Instructions for the task:
Whatever lines the data contains, output all of them unchanged.

Material for the task:

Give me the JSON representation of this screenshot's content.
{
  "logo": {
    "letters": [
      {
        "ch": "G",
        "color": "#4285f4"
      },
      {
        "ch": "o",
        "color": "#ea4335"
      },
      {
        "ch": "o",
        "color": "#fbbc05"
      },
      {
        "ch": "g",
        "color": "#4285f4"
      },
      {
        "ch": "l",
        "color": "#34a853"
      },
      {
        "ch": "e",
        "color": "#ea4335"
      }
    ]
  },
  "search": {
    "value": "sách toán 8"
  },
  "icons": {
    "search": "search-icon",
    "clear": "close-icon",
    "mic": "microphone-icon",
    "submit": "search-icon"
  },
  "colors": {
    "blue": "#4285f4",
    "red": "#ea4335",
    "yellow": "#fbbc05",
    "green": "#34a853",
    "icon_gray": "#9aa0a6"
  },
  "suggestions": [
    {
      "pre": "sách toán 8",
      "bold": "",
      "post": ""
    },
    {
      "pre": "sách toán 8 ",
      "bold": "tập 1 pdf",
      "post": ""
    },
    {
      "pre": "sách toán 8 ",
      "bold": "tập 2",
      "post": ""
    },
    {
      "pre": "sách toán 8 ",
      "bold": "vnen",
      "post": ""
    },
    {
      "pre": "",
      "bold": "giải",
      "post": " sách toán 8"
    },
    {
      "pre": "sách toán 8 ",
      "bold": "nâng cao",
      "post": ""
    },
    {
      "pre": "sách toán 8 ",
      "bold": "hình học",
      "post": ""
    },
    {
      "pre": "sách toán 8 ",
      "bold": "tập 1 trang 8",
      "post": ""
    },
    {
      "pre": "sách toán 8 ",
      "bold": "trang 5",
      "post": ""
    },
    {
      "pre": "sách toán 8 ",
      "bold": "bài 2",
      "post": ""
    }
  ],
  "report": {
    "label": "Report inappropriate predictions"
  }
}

Expected output:
Give me the JSON representation of this screenshot's content.
{
  "logo": {
    "letters": [
      {
        "ch": "G",
        "color": "#4285f4"
      },
      {
        "ch": "o",
        "color": "#ea4335"
      },
      {
        "ch": "o",
        "color": "#fbbc05"
      },
      {
        "ch": "g",
        "color": "#4285f4"
      },
      {
        "ch": "l",
        "color": "#34a853"
      },
      {
        "ch": "e",
        "color": "#ea4335"
      }
    ]
  },
  "search": {
    "value": "sách toán 8"
  },
  "icons": {
    "search": "search-icon",
    "clear": "close-icon",
    "mic": "microphone-icon",
    "submit": "search-icon"
  },
  "colors": {
    "blue": "#4285f4",
    "red": "#ea4335",
    "yellow": "#fbbc05",
    "green": "#34a853",
    "icon_gray": "#9aa0a6"
  },
  "suggestions": [
    {
      "pre": "sách toán 8",
      "bold": "",
      "post": ""
    },
    {
      "pre": "sách toán 8 ",
      "bold": "tập 1 pdf",
      "post": ""
    },
    {
      "pre": "sách toán 8 ",
      "bold": "tập 2",
      "post": ""
    },
    {
      "pre": "sách toán 8 ",
      "bold": "vnen",
      "post": ""
    },
    {
      "pre": "",
      "bold": "giải",
      "post": " sách toán 8"
    },
    {
      "pre": "sách toán 8 ",
      "bold": "nâng cao",
      "post": ""
    },
    {
      "pre": "sách toán 8 ",
      "bold": "hình học",
      "post": ""
    },
    {
      "pre": "sách toán 8 ",
      "bold": "tập 1 trang 8",
      "post": ""
    },
    {
      "pre": "sách toán 8 ",
      "bold": "trang 5",
      "post": ""
    },
    {
      "pre": "sách toán 8 ",
      "bold": "bài 2",
      "post": ""
    }
  ],
  "report": {
    "label": "Report inappropriate predictions"
  }
}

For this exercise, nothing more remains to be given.